◆ Goal of the exercise:
Repeat each record below exactly as it is written.

[[ Source data open ]]

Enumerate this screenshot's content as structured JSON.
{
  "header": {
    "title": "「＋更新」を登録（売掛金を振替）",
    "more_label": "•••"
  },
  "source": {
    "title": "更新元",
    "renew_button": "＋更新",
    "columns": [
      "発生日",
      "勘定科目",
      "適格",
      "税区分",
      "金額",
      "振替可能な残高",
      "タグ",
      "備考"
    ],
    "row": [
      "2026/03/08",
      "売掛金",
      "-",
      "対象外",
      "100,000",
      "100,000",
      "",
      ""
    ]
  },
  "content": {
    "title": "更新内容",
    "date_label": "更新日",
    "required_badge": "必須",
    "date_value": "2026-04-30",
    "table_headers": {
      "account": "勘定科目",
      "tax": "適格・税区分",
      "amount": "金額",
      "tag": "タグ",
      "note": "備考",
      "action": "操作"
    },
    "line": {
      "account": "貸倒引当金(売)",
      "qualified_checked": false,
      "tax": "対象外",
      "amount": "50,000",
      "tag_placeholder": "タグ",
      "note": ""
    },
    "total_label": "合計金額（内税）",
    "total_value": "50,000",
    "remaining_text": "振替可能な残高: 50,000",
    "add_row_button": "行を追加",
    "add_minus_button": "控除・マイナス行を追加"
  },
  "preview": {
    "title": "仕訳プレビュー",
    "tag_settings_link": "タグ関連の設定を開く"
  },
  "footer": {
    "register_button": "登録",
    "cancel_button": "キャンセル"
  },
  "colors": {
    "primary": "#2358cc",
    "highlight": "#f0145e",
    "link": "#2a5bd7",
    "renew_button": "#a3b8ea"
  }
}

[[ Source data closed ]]

◆ Result for this task:
Enumerate this screenshot's content as structured JSON.
{
  "header": {
    "title": "「＋更新」を登録（売掛金を振替）",
    "more_label": "•••"
  },
  "source": {
    "title": "更新元",
    "renew_button": "＋更新",
    "columns": [
      "発生日",
      "勘定科目",
      "適格",
      "税区分",
      "金額",
      "振替可能な残高",
      "タグ",
      "備考"
    ],
    "row": [
      "2026/03/08",
      "売掛金",
      "-",
      "対象外",
      "100,000",
      "100,000",
      "",
      ""
    ]
  },
  "content": {
    "title": "更新内容",
    "date_label": "更新日",
    "required_badge": "必須",
    "date_value": "2026-04-30",
    "table_headers": {
      "account": "勘定科目",
      "tax": "適格・税区分",
      "amount": "金額",
      "tag": "タグ",
      "note": "備考",
      "action": "操作"
    },
    "line": {
      "account": "貸倒引当金(売)",
      "qualified_checked": false,
      "tax": "対象外",
      "amount": "50,000",
      "tag_placeholder": "タグ",
      "note": ""
    },
    "total_label": "合計金額（内税）",
    "total_value": "50,000",
    "remaining_text": "振替可能な残高: 50,000",
    "add_row_button": "行を追加",
    "add_minus_button": "控除・マイナス行を追加"
  },
  "preview": {
    "title": "仕訳プレビュー",
    "tag_settings_link": "タグ関連の設定を開く"
  },
  "footer": {
    "register_button": "登録",
    "cancel_button": "キャンセル"
  },
  "colors": {
    "primary": "#2358cc",
    "highlight": "#f0145e",
    "link": "#2a5bd7",
    "renew_button": "#a3b8ea"
  }
}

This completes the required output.